Once we've decided what our capital purchase priorities are, there are several ways we can evaluate the financial implications of these investments. For new businesses (1-3 years), I think a simple payback period is an important analysis. To use this tool, we divide the total cost of the purchase by the annual positive change in profit (either through increased revenue, decreased expense, or a combination of the two). Here's an example:
- Purchase Price = $4,000
- Operating Costs (fuel, maintenance, depreciation) = $400/yr
- Labor Savings (irrigation, fencing, etc.) = $1,400/yr
- Net Income Change = +$1,000/yr
- Payback Period = $4,000 ÷ $1,000 = 4 years
All of this is a rather long-winded way of saying that capital purchases require a plan – just like every other aspect of our ranch businesses. We need to have a clear understanding of where the economic weak links in our business may be (e.g., overhead expenses vs. productive capacity vs. improving gross margins). We need to think about the function that we need accomplish rather than the object we think we need. We need to think about the entire investment required. And finally, we need to think about the financial and cash flow implications of making the purchase.

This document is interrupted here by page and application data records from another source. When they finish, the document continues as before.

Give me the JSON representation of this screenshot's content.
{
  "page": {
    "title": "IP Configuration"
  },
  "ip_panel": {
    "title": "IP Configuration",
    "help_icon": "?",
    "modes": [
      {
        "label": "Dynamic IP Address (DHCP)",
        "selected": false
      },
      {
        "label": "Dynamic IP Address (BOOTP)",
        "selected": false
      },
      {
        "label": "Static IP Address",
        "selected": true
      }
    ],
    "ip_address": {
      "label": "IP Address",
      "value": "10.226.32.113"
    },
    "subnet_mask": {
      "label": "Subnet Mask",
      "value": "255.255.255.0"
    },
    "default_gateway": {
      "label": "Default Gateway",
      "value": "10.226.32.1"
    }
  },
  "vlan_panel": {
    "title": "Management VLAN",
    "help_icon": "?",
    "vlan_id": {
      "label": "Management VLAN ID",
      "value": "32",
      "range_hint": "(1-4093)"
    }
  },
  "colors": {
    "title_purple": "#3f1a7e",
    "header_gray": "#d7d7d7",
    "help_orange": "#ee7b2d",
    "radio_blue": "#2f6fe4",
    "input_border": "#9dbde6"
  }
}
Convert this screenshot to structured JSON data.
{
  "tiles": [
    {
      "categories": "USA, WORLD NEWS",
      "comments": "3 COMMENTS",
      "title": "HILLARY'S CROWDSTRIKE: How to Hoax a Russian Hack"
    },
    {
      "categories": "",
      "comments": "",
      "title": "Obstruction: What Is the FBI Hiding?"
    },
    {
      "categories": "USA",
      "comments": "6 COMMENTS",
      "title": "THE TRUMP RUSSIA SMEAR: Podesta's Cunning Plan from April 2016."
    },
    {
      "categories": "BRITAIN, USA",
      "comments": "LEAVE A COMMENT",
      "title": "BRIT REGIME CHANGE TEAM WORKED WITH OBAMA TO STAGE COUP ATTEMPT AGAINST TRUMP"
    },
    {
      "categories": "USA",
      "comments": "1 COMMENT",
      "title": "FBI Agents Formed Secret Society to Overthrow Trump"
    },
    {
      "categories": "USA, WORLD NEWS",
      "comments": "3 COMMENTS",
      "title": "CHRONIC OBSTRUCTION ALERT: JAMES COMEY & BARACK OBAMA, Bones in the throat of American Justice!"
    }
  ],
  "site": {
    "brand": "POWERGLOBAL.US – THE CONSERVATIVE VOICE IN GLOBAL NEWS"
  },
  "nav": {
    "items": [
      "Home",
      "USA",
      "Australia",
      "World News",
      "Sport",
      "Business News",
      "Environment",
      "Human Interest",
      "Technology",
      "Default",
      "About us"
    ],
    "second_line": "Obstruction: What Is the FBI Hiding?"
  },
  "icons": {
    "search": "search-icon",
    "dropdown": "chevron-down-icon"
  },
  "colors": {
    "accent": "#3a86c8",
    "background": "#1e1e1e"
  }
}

I've been fortunate to have the opportunity to get a fair bit of formal education - from my undergraduate days at UC Davis studying agricultural economics to the online coursework I took while obtaining my master's degree at Colorado State University. The certificates that hang on the wall in my office attest to this formal education; my membership in professional societies (like the Society for Range Management and Western Association of Agricultural Economics) gives me access to continued learning. My formal (and continuing) education has driven my intellectual curiosity.
Thankfully, I've also had the opportunity to learn from experience - my own and that of others. Much of what I've learned through my own experiences has been from mistakes that I've made! In many cases, I've learned what NOT to do next time. I've also had the good fortune to learn from others - from mentors (ranchers and colleagues). This informal learning is interesting - while there are times when it confirms what I've learned from books or in classrooms, it often makes me question my formal instruction. And it certainly drives my intellectual curiosity, as well.
Early on during our shelter-at-home experience this spring, my friend Ryan Mahoney, a sheep producer from Rio Vista, approached me with the idea of starting a podcast about sheep production. While Ryan operates at a very large scale (and we have a much smaller operation), we felt like we could both learn from one another. We also felt like taping a podcast would give us something to do every Wednesday afternoon! And so Sheep Stuff Ewe Should Know was born! We've now produced 12 episodes in our first season, covering topics like risk management, the effects of COVID-19 on the sheep industry, and livestock guardian dogs.
"The best sheepherder gets the most out of the land by getting the most into the sheep."
As we continue producing Sheep Stuff Ewe Should Know, Ryan and I hope to interview other producers to learn from their experiences. We'll also be talking with experts in animal health, livestock nutrition, marketing, and business management - learning from their experiences, and having fun along the way!
You can check out our podcast HERE! And let us know what topics you'd like to learn more about!/span>